(Data extracted from a collection)
************

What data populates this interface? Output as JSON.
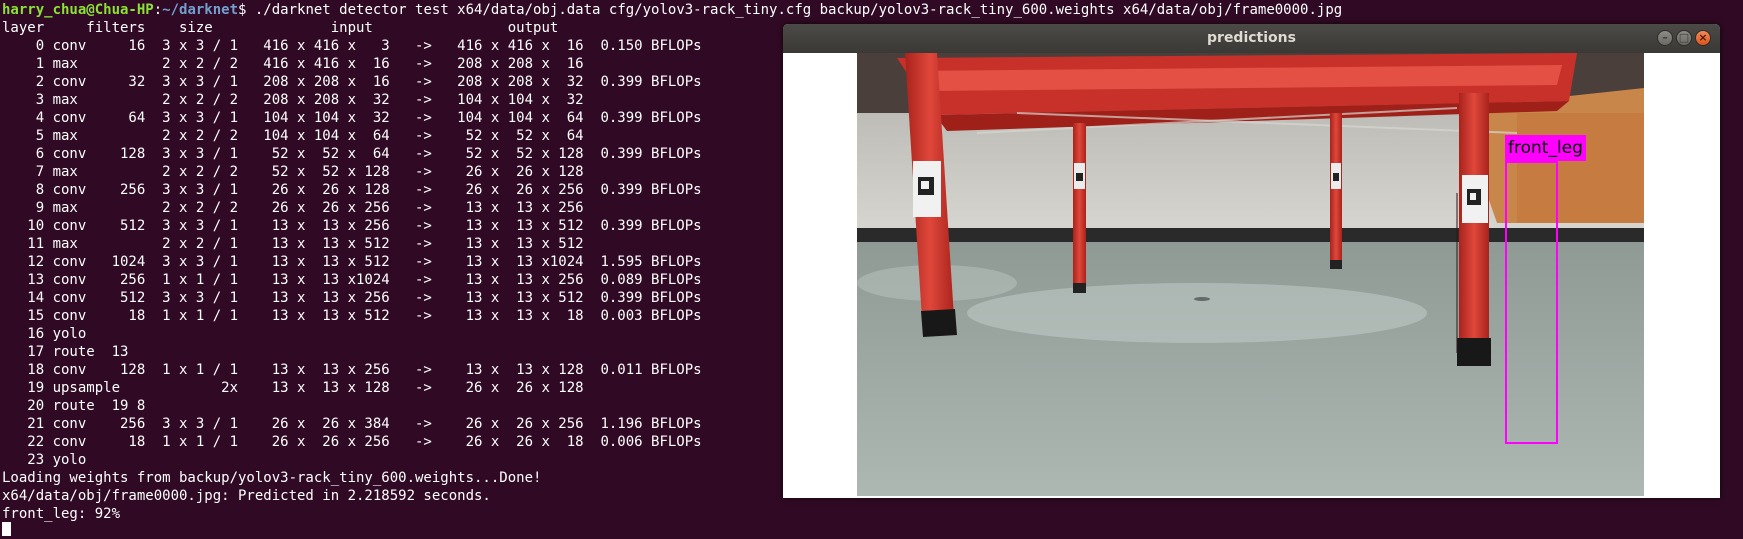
{
  "terminal": {
    "prompt": {
      "user_host": "harry_chua@Chua-HP",
      "separator": ":",
      "path": "~/darknet",
      "symbol": "$",
      "command": " ./darknet detector test x64/data/obj.data cfg/yolov3-rack_tiny.cfg backup/yolov3-rack_tiny_600.weights x64/data/obj/frame0000.jpg"
    },
    "header": "layer     filters    size              input                output",
    "layers": [
      "    0 conv     16  3 x 3 / 1   416 x 416 x   3   ->   416 x 416 x  16  0.150 BFLOPs",
      "    1 max          2 x 2 / 2   416 x 416 x  16   ->   208 x 208 x  16",
      "    2 conv     32  3 x 3 / 1   208 x 208 x  16   ->   208 x 208 x  32  0.399 BFLOPs",
      "    3 max          2 x 2 / 2   208 x 208 x  32   ->   104 x 104 x  32",
      "    4 conv     64  3 x 3 / 1   104 x 104 x  32   ->   104 x 104 x  64  0.399 BFLOPs",
      "    5 max          2 x 2 / 2   104 x 104 x  64   ->    52 x  52 x  64",
      "    6 conv    128  3 x 3 / 1    52 x  52 x  64   ->    52 x  52 x 128  0.399 BFLOPs",
      "    7 max          2 x 2 / 2    52 x  52 x 128   ->    26 x  26 x 128",
      "    8 conv    256  3 x 3 / 1    26 x  26 x 128   ->    26 x  26 x 256  0.399 BFLOPs",
      "    9 max          2 x 2 / 2    26 x  26 x 256   ->    13 x  13 x 256",
      "   10 conv    512  3 x 3 / 1    13 x  13 x 256   ->    13 x  13 x 512  0.399 BFLOPs",
      "   11 max          2 x 2 / 1    13 x  13 x 512   ->    13 x  13 x 512",
      "   12 conv   1024  3 x 3 / 1    13 x  13 x 512   ->    13 x  13 x1024  1.595 BFLOPs",
      "   13 conv    256  1 x 1 / 1    13 x  13 x1024   ->    13 x  13 x 256  0.089 BFLOPs",
      "   14 conv    512  3 x 3 / 1    13 x  13 x 256   ->    13 x  13 x 512  0.399 BFLOPs",
      "   15 conv     18  1 x 1 / 1    13 x  13 x 512   ->    13 x  13 x  18  0.003 BFLOPs",
      "   16 yolo",
      "   17 route  13",
      "   18 conv    128  1 x 1 / 1    13 x  13 x 256   ->    13 x  13 x 128  0.011 BFLOPs",
      "   19 upsample            2x    13 x  13 x 128   ->    26 x  26 x 128",
      "   20 route  19 8",
      "   21 conv    256  3 x 3 / 1    26 x  26 x 384   ->    26 x  26 x 256  1.196 BFLOPs",
      "   22 conv     18  1 x 1 / 1    26 x  26 x 256   ->    26 x  26 x  18  0.006 BFLOPs",
      "   23 yolo"
    ],
    "footer": [
      "Loading weights from backup/yolov3-rack_tiny_600.weights...Done!",
      "x64/data/obj/frame0000.jpg: Predicted in 2.218592 seconds.",
      "front_leg: 92%"
    ]
  },
  "window": {
    "title": "predictions",
    "buttons": {
      "minimize": "–",
      "maximize": "□",
      "close": "×"
    },
    "detection": {
      "label": "front_leg",
      "box_color": "#ff00ff"
    }
  },
  "colors": {
    "terminal_bg": "#300a24",
    "prompt_user": "#8ae234",
    "prompt_path": "#729fcf",
    "rack_red": "#d8382e"
  },
  "icons": [
    "minimize-icon",
    "maximize-icon",
    "close-icon"
  ]
}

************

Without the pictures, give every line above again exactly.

Solved problem:
What data populates this interface? Output as JSON.
{
  "terminal": {
    "prompt": {
      "user_host": "harry_chua@Chua-HP",
      "separator": ":",
      "path": "~/darknet",
      "symbol": "$",
      "command": " ./darknet detector test x64/data/obj.data cfg/yolov3-rack_tiny.cfg backup/yolov3-rack_tiny_600.weights x64/data/obj/frame0000.jpg"
    },
    "header": "layer     filters    size              input                output",
    "layers": [
      "    0 conv     16  3 x 3 / 1   416 x 416 x   3   ->   416 x 416 x  16  0.150 BFLOPs",
      "    1 max          2 x 2 / 2   416 x 416 x  16   ->   208 x 208 x  16",
      "    2 conv     32  3 x 3 / 1   208 x 208 x  16   ->   208 x 208 x  32  0.399 BFLOPs",
      "    3 max          2 x 2 / 2   208 x 208 x  32   ->   104 x 104 x  32",
      "    4 conv     64  3 x 3 / 1   104 x 104 x  32   ->   104 x 104 x  64  0.399 BFLOPs",
      "    5 max          2 x 2 / 2   104 x 104 x  64   ->    52 x  52 x  64",
      "    6 conv    128  3 x 3 / 1    52 x  52 x  64   ->    52 x  52 x 128  0.399 BFLOPs",
      "    7 max          2 x 2 / 2    52 x  52 x 128   ->    26 x  26 x 128",
      "    8 conv    256  3 x 3 / 1    26 x  26 x 128   ->    26 x  26 x 256  0.399 BFLOPs",
      "    9 max          2 x 2 / 2    26 x  26 x 256   ->    13 x  13 x 256",
      "   10 conv    512  3 x 3 / 1    13 x  13 x 256   ->    13 x  13 x 512  0.399 BFLOPs",
      "   11 max          2 x 2 / 1    13 x  13 x 512   ->    13 x  13 x 512",
      "   12 conv   1024  3 x 3 / 1    13 x  13 x 512   ->    13 x  13 x1024  1.595 BFLOPs",
      "   13 conv    256  1 x 1 / 1    13 x  13 x1024   ->    13 x  13 x 256  0.089 BFLOPs",
      "   14 conv    512  3 x 3 / 1    13 x  13 x 256   ->    13 x  13 x 512  0.399 BFLOPs",
      "   15 conv     18  1 x 1 / 1    13 x  13 x 512   ->    13 x  13 x  18  0.003 BFLOPs",
      "   16 yolo",
      "   17 route  13",
      "   18 conv    128  1 x 1 / 1    13 x  13 x 256   ->    13 x  13 x 128  0.011 BFLOPs",
      "   19 upsample            2x    13 x  13 x 128   ->    26 x  26 x 128",
      "   20 route  19 8",
      "   21 conv    256  3 x 3 / 1    26 x  26 x 384   ->    26 x  26 x 256  1.196 BFLOPs",
      "   22 conv     18  1 x 1 / 1    26 x  26 x 256   ->    26 x  26 x  18  0.006 BFLOPs",
      "   23 yolo"
    ],
    "footer": [
      "Loading weights from backup/yolov3-rack_tiny_600.weights...Done!",
      "x64/data/obj/frame0000.jpg: Predicted in 2.218592 seconds.",
      "front_leg: 92%"
    ]
  },
  "window": {
    "title": "predictions",
    "buttons": {
      "minimize": "–",
      "maximize": "□",
      "close": "×"
    },
    "detection": {
      "label": "front_leg",
      "box_color": "#ff00ff"
    }
  },
  "colors": {
    "terminal_bg": "#300a24",
    "prompt_user": "#8ae234",
    "prompt_path": "#729fcf",
    "rack_red": "#d8382e"
  },
  "icons": [
    "minimize-icon",
    "maximize-icon",
    "close-icon"
  ]
}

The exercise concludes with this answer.